Excerpts from an interface dataset
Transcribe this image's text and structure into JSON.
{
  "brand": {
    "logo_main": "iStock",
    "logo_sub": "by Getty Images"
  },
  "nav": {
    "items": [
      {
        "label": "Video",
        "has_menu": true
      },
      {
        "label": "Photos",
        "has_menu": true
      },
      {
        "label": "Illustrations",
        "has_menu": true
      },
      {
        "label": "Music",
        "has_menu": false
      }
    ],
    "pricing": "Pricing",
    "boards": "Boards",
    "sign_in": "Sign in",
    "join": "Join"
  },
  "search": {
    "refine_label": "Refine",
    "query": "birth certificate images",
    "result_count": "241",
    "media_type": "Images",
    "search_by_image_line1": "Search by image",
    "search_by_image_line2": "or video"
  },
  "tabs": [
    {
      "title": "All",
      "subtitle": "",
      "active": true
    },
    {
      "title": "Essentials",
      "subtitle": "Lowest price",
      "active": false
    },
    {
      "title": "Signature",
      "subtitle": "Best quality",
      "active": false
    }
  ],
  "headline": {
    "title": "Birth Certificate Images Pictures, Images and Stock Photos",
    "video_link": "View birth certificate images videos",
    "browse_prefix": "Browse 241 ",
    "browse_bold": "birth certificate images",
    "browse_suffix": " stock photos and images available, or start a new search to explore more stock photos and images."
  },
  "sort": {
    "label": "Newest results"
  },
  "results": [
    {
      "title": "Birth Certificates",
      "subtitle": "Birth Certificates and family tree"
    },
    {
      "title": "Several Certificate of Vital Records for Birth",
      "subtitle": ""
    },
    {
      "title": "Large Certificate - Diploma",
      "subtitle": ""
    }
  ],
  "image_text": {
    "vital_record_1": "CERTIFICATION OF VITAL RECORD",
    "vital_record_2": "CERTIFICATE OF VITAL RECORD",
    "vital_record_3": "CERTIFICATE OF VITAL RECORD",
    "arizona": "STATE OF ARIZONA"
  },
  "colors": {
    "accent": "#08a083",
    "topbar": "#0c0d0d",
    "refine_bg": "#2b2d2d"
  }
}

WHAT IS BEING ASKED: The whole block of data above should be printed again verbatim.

OUTPUT FOR THIS TASK:
Transcribe this image's text and structure into JSON.
{
  "brand": {
    "logo_main": "iStock",
    "logo_sub": "by Getty Images"
  },
  "nav": {
    "items": [
      {
        "label": "Video",
        "has_menu": true
      },
      {
        "label": "Photos",
        "has_menu": true
      },
      {
        "label": "Illustrations",
        "has_menu": true
      },
      {
        "label": "Music",
        "has_menu": false
      }
    ],
    "pricing": "Pricing",
    "boards": "Boards",
    "sign_in": "Sign in",
    "join": "Join"
  },
  "search": {
    "refine_label": "Refine",
    "query": "birth certificate images",
    "result_count": "241",
    "media_type": "Images",
    "search_by_image_line1": "Search by image",
    "search_by_image_line2": "or video"
  },
  "tabs": [
    {
      "title": "All",
      "subtitle": "",
      "active": true
    },
    {
      "title": "Essentials",
      "subtitle": "Lowest price",
      "active": false
    },
    {
      "title": "Signature",
      "subtitle": "Best quality",
      "active": false
    }
  ],
  "headline": {
    "title": "Birth Certificate Images Pictures, Images and Stock Photos",
    "video_link": "View birth certificate images videos",
    "browse_prefix": "Browse 241 ",
    "browse_bold": "birth certificate images",
    "browse_suffix": " stock photos and images available, or start a new search to explore more stock photos and images."
  },
  "sort": {
    "label": "Newest results"
  },
  "results": [
    {
      "title": "Birth Certificates",
      "subtitle": "Birth Certificates and family tree"
    },
    {
      "title": "Several Certificate of Vital Records for Birth",
      "subtitle": ""
    },
    {
      "title": "Large Certificate - Diploma",
      "subtitle": ""
    }
  ],
  "image_text": {
    "vital_record_1": "CERTIFICATION OF VITAL RECORD",
    "vital_record_2": "CERTIFICATE OF VITAL RECORD",
    "vital_record_3": "CERTIFICATE OF VITAL RECORD",
    "arizona": "STATE OF ARIZONA"
  },
  "colors": {
    "accent": "#08a083",
    "topbar": "#0c0d0d",
    "refine_bg": "#2b2d2d"
  }
}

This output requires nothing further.